TASK DIRECTIONS:
Copy out all lines of the records in which the word "Application" appears.

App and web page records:
----------------
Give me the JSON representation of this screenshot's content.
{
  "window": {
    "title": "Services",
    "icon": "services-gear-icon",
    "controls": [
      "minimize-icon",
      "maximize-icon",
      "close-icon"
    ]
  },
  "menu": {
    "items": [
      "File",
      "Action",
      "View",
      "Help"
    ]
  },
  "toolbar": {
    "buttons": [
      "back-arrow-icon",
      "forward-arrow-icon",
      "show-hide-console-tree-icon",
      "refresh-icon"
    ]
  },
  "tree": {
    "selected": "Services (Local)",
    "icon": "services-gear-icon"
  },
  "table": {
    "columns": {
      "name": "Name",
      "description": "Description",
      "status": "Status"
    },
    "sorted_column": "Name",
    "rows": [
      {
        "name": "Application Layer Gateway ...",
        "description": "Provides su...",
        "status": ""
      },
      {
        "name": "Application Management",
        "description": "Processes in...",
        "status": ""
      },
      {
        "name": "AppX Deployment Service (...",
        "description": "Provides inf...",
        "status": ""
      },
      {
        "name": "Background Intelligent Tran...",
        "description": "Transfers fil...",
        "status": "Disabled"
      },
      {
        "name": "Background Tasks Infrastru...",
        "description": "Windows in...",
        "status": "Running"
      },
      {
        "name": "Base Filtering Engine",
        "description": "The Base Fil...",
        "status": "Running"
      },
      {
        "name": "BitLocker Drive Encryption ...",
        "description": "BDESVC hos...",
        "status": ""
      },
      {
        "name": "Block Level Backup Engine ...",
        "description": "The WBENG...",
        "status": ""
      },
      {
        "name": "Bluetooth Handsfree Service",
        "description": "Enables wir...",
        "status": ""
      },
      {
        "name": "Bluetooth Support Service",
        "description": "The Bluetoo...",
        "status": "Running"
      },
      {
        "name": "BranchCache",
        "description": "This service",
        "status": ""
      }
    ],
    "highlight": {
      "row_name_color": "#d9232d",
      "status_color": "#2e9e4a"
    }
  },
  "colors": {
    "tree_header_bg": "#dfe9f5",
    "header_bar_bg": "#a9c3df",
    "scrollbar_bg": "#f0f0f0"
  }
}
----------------
TASK RESULT:
        "name": "Application Layer Gateway ...",
        "name": "Application Management",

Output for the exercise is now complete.